As animal production becomes more and more sophisticated, previously unobserved factors that potentially hinder performance become more important. Intestinal commensal bacteria – bacteria that live together – fit this narrative.
Cell walls of nonpathogenic gram-negative bacteria are mostly lipopolysaccharides. Peptidoglycans (PGN), or murein, are primary components of gram-positive bacteria. In normal intestinal bacteria, neither class causes disease. But cell wall fragments which remain in the intestine as “intestinal rubbish” can push performance downward.
This is particularly the case with PGN – a thread that unites all bacteria types, regardless of species, type, or any other classification. While necessary for the survival of bacteria, PGN can snick away at bird performance and profits and not be noticed.
What is a Peptidoglycan?
PGN is a massive polymer of amino acids (e.g., peptido-) and sugars (e.g.,-glycan) unique to bacterial cell walls. The carbohydrate or sugar constituents alternate from B-(1,4)-linked N-acetylglucosamine (NAG) to N-acetylmuramic acid (NAM) crosslinked by short peptides (Figure 1). Amino acids meld into a 2- or 3-dimensional lattice to reinforce and give strength. PGN provides the bacteria with structural support against osmotic pressure.
PGN undergoes constant growth and division in a manner similar to bone reconstruction in animals. As much as a 50% turnover of PGN occurs within one generation, according to researchers.
Peptidoglycan Exposure Levels
In gram-positive (G+) bacteria, PGN is about 90% of the dry weight. (Figure 2). G+ bacteria predominate in the intestinal tract.

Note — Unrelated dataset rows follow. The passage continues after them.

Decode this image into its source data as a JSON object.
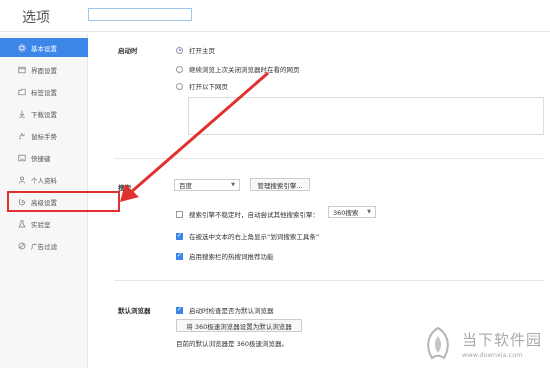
{
  "header": {
    "title": "选项",
    "search_placeholder": ""
  },
  "sidebar": {
    "items": [
      {
        "label": "基本设置",
        "icon": "gear-icon",
        "active": true
      },
      {
        "label": "界面设置",
        "icon": "window-icon"
      },
      {
        "label": "标签设置",
        "icon": "tag-icon"
      },
      {
        "label": "下载设置",
        "icon": "download-icon"
      },
      {
        "label": "鼠标手势",
        "icon": "mouse-gesture-icon"
      },
      {
        "label": "快捷键",
        "icon": "keyboard-icon"
      },
      {
        "label": "个人资料",
        "icon": "user-icon"
      },
      {
        "label": "高级设置",
        "icon": "advanced-icon"
      },
      {
        "label": "实验室",
        "icon": "lab-icon"
      },
      {
        "label": "广告过滤",
        "icon": "block-icon"
      }
    ]
  },
  "startup": {
    "label": "启动时",
    "options": [
      {
        "label": "打开主页",
        "checked": true
      },
      {
        "label": "继续浏览上次关闭浏览器时在看的网页",
        "checked": false
      },
      {
        "label": "打开以下网页",
        "checked": false
      }
    ]
  },
  "search": {
    "label": "搜索",
    "engine": "百度",
    "manage_button": "管理搜索引擎...",
    "fallback_check": "搜索引擎不稳定时，自动尝试其他搜索引擎：",
    "fallback_engine": "360搜索",
    "fallback_checked": false,
    "option_toolbar": "在被选中文本的右上角显示“划词搜索工具条”",
    "option_toolbar_checked": true,
    "option_hot": "启用搜索栏的热搜词推荐功能",
    "option_hot_checked": true
  },
  "default_browser": {
    "label": "默认浏览器",
    "check_label": "启动时检查是否为默认浏览器",
    "check_checked": true,
    "set_button": "将 360极速浏览器设置为默认浏览器",
    "status_text": "目前的默认浏览器是 360极速浏览器。"
  },
  "watermark": {
    "main": "当下软件园",
    "sub": "www.downxia.com"
  },
  "colors": {
    "accent": "#3c86e8",
    "annotation": "#e0312f"
  }
}
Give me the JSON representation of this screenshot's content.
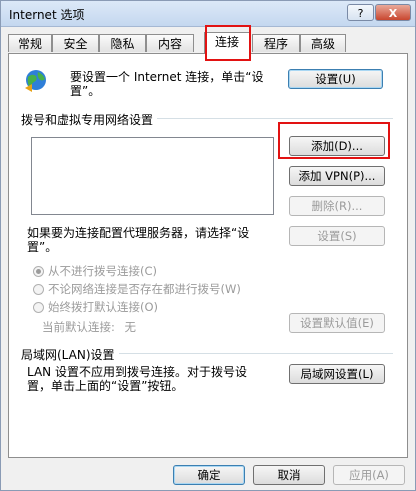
{
  "window": {
    "title": "Internet 选项",
    "help_label": "?",
    "close_label": "X"
  },
  "tabs": [
    {
      "label": "常规"
    },
    {
      "label": "安全"
    },
    {
      "label": "隐私"
    },
    {
      "label": "内容"
    },
    {
      "label": "连接",
      "active": true
    },
    {
      "label": "程序"
    },
    {
      "label": "高级"
    }
  ],
  "setup": {
    "text_line1": "要设置一个 Internet 连接，单击“设",
    "text_line2": "置”。",
    "button": "设置(U)",
    "icon": "globe-network-icon"
  },
  "dialup": {
    "group_label": "拨号和虚拟专用网络设置",
    "add_button": "添加(D)...",
    "add_vpn_button": "添加 VPN(P)...",
    "remove_button": "删除(R)...",
    "proxy_text_line1": "如果要为连接配置代理服务器，请选择“设",
    "proxy_text_line2": "置”。",
    "settings_button": "设置(S)",
    "options": [
      {
        "label": "从不进行拨号连接(C)",
        "checked": true
      },
      {
        "label": "不论网络连接是否存在都进行拨号(W)",
        "checked": false
      },
      {
        "label": "始终拨打默认连接(O)",
        "checked": false
      }
    ],
    "current_default_label": "当前默认连接:",
    "current_default_value": "无",
    "set_default_button": "设置默认值(E)"
  },
  "lan": {
    "group_label": "局域网(LAN)设置",
    "text_line1": "LAN 设置不应用到拨号连接。对于拨号设",
    "text_line2": "置，单击上面的“设置”按钮。",
    "button": "局域网设置(L)"
  },
  "footer": {
    "ok": "确定",
    "cancel": "取消",
    "apply": "应用(A)"
  },
  "colors": {
    "highlight": "#e21212"
  }
}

In the turkey microbiome, for example, 77% of the microbes were G+ rods, while 14% were G-, and 9% were G+ cocci. In healthy swine, 71% of microbes were G+. This shows that G+ bacteria exist at a disproportionately higher level in the intestinal tract.
Natural bacterial cell death generates an abundant source of PGN in the intestine. In one study, 34% of total fresh fecal bacteria was classified as dead. In another, 32% of fresh fecal bacteria was dead, while an additional 20% was “injured.” And although G+ lactococci are resistant to gastric acidity (90 to 98% survival), only 10 to 30% survive the duodenum. In fact, 60% of fecal mass is comprised of bacteria..

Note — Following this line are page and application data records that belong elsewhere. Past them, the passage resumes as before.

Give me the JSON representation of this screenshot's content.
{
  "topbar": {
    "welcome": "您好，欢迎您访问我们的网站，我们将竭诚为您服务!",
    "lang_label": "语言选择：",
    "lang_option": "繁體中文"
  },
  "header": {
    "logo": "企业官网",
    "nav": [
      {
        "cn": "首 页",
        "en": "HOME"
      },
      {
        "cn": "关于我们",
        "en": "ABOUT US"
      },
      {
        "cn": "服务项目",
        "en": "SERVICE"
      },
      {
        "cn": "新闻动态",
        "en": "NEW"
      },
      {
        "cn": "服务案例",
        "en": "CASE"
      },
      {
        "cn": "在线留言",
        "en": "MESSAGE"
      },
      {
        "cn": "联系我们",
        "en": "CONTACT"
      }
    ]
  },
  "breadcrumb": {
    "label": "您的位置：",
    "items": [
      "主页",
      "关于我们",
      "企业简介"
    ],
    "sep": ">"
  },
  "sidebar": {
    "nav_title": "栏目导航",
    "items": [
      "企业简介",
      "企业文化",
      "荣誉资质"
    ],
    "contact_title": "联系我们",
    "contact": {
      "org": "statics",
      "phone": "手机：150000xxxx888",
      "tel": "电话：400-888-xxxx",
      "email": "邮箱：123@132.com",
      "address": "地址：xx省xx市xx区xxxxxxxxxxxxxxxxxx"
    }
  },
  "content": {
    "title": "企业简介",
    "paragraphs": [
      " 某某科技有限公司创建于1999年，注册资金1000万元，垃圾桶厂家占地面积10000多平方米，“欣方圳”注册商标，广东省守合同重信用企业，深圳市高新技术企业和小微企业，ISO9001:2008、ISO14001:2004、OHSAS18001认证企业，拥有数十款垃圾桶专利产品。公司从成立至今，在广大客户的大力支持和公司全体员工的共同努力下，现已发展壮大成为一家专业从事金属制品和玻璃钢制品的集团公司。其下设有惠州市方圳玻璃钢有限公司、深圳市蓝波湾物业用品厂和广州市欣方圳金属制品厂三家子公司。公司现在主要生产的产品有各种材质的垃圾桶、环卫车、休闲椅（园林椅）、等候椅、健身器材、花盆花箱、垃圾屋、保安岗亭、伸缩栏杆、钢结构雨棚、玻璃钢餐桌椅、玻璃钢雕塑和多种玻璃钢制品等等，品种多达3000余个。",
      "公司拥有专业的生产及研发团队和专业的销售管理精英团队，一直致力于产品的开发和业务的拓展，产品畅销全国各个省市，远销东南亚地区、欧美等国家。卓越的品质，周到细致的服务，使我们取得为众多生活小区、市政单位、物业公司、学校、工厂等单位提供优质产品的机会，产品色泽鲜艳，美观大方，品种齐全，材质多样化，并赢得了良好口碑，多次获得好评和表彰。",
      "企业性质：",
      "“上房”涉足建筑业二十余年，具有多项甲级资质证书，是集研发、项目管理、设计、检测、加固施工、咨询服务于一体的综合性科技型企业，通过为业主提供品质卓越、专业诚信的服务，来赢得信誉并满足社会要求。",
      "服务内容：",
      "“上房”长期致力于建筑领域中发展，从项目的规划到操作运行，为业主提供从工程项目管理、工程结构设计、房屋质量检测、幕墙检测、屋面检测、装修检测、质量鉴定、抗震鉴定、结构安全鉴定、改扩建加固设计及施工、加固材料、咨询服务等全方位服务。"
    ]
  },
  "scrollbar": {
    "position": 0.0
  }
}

And airborne PGN can be abundant in animal production facilities and grain processing plants. PGN carried on dust particles is common in swine farrowing and nursery production units. Nebraska research shows repetitive exposure to aerial organic dust particles can be debilitating to lung function in mice.
When airborne sources are added to intestinal sources, exposure to this cellular “rubbish” is quite high. It is this constant rubbish level that can physically interfere with normal enzyme-substrate functions.
The High Cost of Excessive Mucin Secretion
Intestinal mucous protects against potential pathogens and toxins, impeding their entry into the blood stream. There has been a growing recognition that PGN and lipopolysaccharides act as intestinal antagonists and stimulate mucin secretion. This can adversely affect animal performance efficiency via the intestinal mucous barrier.
For example, about one-third of the amino acid content of mucin is threonine. The gastrointestinal requirement for most essential amino acids is 14 to 33% – but for threonine, this jumps to 61% for gut-related functions and mucin production. Swine research finds insufficient dietary threonine restricts intestinal mucin secretion.
Because mucin is essentially indigestible to the animal, mucin represents a net nitrogen loss. Thus, excessive mucin synthesis and secretion fueled by antagonists like PGN is nutritionally costly.
In the End
The greatest threats to efficient and profitable animal performance are those that go unobserved. They allow stressors to secretly chip away at normal body processes, diverting nutrients away from growth and efficiency. Peptidoglycans fit this category.